Exercise requirements: Check each line of the records below and collect those that include the word "true".

Records provided:
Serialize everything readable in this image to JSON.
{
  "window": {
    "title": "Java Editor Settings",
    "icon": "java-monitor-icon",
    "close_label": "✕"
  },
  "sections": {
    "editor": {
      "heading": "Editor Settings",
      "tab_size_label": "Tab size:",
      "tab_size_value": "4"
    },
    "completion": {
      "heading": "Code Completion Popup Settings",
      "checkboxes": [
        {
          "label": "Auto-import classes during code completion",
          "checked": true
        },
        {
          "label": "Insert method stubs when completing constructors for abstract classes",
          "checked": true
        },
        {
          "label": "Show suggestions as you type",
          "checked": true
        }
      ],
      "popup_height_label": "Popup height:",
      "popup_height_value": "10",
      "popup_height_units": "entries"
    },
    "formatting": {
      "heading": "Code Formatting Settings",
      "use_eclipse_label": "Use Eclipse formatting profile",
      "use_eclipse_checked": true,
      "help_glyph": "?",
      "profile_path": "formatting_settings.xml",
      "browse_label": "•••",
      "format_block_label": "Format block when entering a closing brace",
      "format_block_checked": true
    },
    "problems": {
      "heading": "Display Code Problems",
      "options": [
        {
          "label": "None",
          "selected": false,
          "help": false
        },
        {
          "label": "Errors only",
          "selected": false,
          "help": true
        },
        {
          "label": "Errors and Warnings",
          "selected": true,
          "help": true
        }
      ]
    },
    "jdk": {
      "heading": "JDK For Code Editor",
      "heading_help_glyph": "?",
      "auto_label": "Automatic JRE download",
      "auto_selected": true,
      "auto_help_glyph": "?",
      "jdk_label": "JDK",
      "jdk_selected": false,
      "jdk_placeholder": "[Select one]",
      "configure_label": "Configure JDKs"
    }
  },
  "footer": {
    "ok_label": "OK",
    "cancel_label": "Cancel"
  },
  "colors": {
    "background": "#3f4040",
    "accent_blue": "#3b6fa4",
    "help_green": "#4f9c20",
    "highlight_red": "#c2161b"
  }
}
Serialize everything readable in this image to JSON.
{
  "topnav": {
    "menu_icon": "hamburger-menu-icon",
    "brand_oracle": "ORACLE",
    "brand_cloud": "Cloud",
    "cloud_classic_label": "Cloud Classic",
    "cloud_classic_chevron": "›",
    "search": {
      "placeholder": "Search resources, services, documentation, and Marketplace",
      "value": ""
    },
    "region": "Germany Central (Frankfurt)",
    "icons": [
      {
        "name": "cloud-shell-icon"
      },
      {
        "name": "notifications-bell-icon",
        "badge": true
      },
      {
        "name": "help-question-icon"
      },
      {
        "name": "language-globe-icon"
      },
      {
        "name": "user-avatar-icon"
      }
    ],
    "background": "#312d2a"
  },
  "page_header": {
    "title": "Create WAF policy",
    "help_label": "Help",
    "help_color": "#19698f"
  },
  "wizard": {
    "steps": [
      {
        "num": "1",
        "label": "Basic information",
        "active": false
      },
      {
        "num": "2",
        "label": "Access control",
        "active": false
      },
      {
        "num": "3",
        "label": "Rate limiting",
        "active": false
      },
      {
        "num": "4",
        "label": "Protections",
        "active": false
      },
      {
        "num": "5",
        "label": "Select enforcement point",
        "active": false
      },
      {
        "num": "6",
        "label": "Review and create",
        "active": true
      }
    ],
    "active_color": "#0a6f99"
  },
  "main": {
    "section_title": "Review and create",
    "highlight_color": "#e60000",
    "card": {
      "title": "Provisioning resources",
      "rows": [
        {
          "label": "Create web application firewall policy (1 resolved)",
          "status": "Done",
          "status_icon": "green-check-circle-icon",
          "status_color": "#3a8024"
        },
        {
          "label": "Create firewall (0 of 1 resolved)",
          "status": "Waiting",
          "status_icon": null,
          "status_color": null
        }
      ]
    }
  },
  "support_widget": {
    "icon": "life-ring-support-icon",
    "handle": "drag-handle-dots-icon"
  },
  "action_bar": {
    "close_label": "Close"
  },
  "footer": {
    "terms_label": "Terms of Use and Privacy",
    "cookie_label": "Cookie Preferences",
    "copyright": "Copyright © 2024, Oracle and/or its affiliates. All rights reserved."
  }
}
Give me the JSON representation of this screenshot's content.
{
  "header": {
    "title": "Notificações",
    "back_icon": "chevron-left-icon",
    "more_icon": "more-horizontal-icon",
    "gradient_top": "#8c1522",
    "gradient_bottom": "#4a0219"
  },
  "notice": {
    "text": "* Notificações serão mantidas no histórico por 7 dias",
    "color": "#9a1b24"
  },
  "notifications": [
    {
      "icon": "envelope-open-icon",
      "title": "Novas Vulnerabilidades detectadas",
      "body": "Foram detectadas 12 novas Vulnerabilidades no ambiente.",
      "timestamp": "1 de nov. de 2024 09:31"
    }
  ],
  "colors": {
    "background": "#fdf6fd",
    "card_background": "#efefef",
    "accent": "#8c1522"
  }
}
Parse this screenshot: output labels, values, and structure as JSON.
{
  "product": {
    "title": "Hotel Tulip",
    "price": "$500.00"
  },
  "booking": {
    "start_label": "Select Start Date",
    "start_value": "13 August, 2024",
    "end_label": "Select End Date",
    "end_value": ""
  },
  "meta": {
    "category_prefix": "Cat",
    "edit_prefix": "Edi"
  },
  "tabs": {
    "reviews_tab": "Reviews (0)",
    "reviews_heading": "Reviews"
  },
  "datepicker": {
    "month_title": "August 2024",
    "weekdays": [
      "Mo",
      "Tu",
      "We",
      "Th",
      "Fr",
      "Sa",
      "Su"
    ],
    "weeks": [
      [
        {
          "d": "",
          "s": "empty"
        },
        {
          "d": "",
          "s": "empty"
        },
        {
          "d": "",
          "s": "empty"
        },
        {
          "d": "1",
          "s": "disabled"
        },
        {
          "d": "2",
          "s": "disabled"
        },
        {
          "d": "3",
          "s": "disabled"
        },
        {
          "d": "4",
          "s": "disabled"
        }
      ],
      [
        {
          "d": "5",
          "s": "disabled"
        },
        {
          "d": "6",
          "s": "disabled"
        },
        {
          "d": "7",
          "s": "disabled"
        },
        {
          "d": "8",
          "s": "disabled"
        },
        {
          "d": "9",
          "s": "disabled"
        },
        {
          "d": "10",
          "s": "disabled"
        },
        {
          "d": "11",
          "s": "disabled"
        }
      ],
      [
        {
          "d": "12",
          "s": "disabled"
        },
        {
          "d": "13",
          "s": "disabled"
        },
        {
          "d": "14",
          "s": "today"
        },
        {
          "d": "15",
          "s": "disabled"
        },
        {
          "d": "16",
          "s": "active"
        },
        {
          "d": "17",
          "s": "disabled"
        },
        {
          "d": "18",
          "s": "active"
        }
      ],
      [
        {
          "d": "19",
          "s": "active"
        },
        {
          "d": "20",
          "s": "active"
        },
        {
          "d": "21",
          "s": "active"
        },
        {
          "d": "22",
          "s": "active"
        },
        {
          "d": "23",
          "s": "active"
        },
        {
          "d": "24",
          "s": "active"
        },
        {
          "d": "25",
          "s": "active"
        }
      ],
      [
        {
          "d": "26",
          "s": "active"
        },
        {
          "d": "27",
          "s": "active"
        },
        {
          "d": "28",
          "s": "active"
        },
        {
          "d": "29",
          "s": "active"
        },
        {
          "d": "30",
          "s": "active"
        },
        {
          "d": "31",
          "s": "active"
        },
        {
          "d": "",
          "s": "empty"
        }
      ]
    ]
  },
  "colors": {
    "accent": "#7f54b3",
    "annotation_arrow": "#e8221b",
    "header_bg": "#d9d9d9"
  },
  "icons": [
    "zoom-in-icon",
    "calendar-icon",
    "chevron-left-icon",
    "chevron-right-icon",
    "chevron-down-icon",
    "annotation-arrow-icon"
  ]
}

Response to the task:
          "checked": true
          "checked": true
          "checked": true
      "use_eclipse_checked": true,
      "format_block_checked": true
          "help": true
          "selected": true,
          "help": true
      "auto_selected": true,
        "badge": true
        "active": true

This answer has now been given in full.